Records for processing:
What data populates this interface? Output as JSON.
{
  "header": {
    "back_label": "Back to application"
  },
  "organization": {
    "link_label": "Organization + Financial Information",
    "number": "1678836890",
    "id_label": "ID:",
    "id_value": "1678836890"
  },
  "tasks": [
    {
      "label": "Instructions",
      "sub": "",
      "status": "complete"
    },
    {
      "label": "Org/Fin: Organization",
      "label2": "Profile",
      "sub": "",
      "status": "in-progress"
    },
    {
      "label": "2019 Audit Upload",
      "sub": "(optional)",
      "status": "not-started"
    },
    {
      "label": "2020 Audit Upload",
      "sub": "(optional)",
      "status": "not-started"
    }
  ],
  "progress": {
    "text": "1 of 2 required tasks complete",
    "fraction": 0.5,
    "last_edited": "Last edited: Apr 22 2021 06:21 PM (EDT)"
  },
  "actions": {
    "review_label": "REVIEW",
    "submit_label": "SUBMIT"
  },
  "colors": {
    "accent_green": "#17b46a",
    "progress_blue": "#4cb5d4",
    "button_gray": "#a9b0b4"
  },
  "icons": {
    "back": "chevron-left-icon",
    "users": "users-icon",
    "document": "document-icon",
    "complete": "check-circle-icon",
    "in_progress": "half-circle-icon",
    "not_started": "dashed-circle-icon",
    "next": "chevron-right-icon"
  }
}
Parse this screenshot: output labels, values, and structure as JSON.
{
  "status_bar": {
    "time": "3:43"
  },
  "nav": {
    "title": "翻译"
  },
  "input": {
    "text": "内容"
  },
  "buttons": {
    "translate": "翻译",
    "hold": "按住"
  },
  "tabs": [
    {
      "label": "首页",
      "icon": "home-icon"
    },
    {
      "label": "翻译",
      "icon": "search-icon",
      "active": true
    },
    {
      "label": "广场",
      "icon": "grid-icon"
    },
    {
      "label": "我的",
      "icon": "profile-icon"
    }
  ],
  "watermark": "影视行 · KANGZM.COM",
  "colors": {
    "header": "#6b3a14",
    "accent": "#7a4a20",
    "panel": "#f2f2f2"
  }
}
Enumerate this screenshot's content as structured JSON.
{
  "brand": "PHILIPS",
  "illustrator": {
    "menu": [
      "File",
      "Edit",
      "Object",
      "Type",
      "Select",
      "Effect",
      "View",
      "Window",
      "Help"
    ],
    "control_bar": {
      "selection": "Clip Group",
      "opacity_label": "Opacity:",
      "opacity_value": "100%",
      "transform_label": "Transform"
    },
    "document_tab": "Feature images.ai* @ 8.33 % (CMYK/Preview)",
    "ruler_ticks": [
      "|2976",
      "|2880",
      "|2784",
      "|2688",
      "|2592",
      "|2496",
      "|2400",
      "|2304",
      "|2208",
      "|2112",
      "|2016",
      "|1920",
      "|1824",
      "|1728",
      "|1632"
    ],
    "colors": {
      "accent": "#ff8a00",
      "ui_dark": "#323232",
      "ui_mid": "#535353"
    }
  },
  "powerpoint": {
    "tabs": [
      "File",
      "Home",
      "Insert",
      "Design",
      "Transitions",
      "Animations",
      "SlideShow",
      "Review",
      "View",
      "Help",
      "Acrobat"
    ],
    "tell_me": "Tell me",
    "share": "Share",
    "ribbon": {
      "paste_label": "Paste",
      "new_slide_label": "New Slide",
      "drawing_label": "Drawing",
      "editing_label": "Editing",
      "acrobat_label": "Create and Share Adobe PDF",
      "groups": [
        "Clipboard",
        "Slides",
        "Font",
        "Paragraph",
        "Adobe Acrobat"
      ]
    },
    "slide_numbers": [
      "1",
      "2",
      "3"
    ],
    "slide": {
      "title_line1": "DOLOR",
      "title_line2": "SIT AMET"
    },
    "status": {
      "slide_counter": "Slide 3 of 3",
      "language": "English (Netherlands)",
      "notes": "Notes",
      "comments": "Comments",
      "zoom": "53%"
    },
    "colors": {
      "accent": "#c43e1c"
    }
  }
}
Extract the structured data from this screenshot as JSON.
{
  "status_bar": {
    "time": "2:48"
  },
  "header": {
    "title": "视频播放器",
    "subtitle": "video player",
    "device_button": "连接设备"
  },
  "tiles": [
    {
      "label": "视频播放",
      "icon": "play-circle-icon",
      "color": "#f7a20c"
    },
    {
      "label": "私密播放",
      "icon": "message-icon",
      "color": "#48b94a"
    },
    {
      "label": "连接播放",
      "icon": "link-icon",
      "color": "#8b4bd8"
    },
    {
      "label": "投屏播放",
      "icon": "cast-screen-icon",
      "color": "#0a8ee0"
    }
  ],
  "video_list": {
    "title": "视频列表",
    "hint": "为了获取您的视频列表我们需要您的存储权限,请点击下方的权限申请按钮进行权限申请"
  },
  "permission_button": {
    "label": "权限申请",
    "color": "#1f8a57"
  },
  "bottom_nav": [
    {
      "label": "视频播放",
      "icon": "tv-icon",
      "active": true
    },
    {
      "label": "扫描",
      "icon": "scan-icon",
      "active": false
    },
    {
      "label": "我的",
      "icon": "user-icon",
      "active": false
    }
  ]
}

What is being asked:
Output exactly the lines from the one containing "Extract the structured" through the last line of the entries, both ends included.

Response:
Extract the structured data from this screenshot as JSON.
{
  "status_bar": {
    "time": "2:48"
  },
  "header": {
    "title": "视频播放器",
    "subtitle": "video player",
    "device_button": "连接设备"
  },
  "tiles": [
    {
      "label": "视频播放",
      "icon": "play-circle-icon",
      "color": "#f7a20c"
    },
    {
      "label": "私密播放",
      "icon": "message-icon",
      "color": "#48b94a"
    },
    {
      "label": "连接播放",
      "icon": "link-icon",
      "color": "#8b4bd8"
    },
    {
      "label": "投屏播放",
      "icon": "cast-screen-icon",
      "color": "#0a8ee0"
    }
  ],
  "video_list": {
    "title": "视频列表",
    "hint": "为了获取您的视频列表我们需要您的存储权限,请点击下方的权限申请按钮进行权限申请"
  },
  "permission_button": {
    "label": "权限申请",
    "color": "#1f8a57"
  },
  "bottom_nav": [
    {
      "label": "视频播放",
      "icon": "tv-icon",
      "active": true
    },
    {
      "label": "扫描",
      "icon": "scan-icon",
      "active": false
    },
    {
      "label": "我的",
      "icon": "user-icon",
      "active": false
    }
  ]
}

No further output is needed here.